To meet a revolutionary safe and rapid dengue virus diagnosis, check out our RapidFor™ Dengue IgG/IgM/NS1 Combo Rapid Test Kit, RapidFor™ Dengue NS1 Ag Rapid Test Kit, and RapidFor™ Dengue IgG/IgM Rapid Test Kit.
How is dengue fever treated?
There is currently no specific treatment for dengue fever. Mild cases of dengue fever typically recover shortly at home by resting and staying hydrated. The over the counter (OTC) pain and fever reliever drugs may also be helpful in managing the symptoms during recovery. However, experts warn that while acetaminophen and paracetamol are safe options, non-steroidal anti-inflammatory drugs (NSAIDs) such as aspirin and ibuprofen should be avoided as they might increase the risk of complications. The treatment of severe dengue fever may require in-hospital treatment, intravenous (IV) fluid and electrolyte replacement, and blood transfusions.
The first vaccine against dengue fever, Dengvaxia® by Sanofi Pasteur, was licensed in 2015 and has recently been approved by regulatory authorities in approximately 20 countries. The clinical trials have demonstrated the efficacy of the vaccine against dengue fever in people with histories of past infection. Accordingly, the vaccine is currently targeted for use in endemic areas, for people of 9 to 45 years of age who have had minimum one previous dengue virus infection. There are also various vaccine candidates that are currently under evaluation including the DENVax vaccine developed by Takeda, the efficacy data of which demonstrated a promising 62% efficacy three years after vaccination and 83.6% efficacy at preventing hospitalization.
What are some of the efforts for raising awareness for dengue fever?

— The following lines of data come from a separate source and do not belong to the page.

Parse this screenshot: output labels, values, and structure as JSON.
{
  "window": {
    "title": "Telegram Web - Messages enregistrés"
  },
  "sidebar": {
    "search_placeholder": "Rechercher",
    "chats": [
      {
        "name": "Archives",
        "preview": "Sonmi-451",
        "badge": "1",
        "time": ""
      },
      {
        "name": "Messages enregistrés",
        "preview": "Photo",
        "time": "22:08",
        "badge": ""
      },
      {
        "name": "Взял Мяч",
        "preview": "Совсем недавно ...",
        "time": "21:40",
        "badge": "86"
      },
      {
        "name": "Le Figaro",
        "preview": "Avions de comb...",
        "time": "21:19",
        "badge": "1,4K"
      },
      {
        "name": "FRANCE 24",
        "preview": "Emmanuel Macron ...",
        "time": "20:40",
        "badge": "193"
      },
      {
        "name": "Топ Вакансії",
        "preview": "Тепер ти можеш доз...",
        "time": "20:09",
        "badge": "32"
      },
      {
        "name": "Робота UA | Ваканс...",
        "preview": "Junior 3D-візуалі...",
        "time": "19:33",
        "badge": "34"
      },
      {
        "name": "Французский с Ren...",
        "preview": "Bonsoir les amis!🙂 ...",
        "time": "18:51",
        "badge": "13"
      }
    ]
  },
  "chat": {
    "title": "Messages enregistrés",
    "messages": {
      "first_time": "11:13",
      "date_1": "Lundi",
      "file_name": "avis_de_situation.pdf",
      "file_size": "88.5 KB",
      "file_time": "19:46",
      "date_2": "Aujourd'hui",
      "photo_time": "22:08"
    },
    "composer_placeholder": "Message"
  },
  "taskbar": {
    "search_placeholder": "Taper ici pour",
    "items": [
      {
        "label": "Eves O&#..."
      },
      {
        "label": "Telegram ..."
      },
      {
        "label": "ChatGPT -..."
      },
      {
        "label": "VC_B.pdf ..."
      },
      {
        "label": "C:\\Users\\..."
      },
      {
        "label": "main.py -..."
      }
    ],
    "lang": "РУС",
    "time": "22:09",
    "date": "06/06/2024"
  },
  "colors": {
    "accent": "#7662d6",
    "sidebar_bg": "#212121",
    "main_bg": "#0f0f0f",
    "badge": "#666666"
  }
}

Public health authorities support the development and application of guidelines, strategies, and policies regarding the prevention and management of dengue fever outbreaks. They provide training and technical guidance for the prevention, diagnosis, management, and treatment of dengue fever. Moreover, these institutions hold campaigns to inform and educate the general public as well as medical professionals on dengue fever and on the novel methods and technology for its prevention, diagnosis, and treatment. Each year on 15 June, The Association of Southeast Asian Nations, or ASEAN, commemorates ASEAN Dengue Day to raise awareness against the disease and mobilize resources for its prevention and management.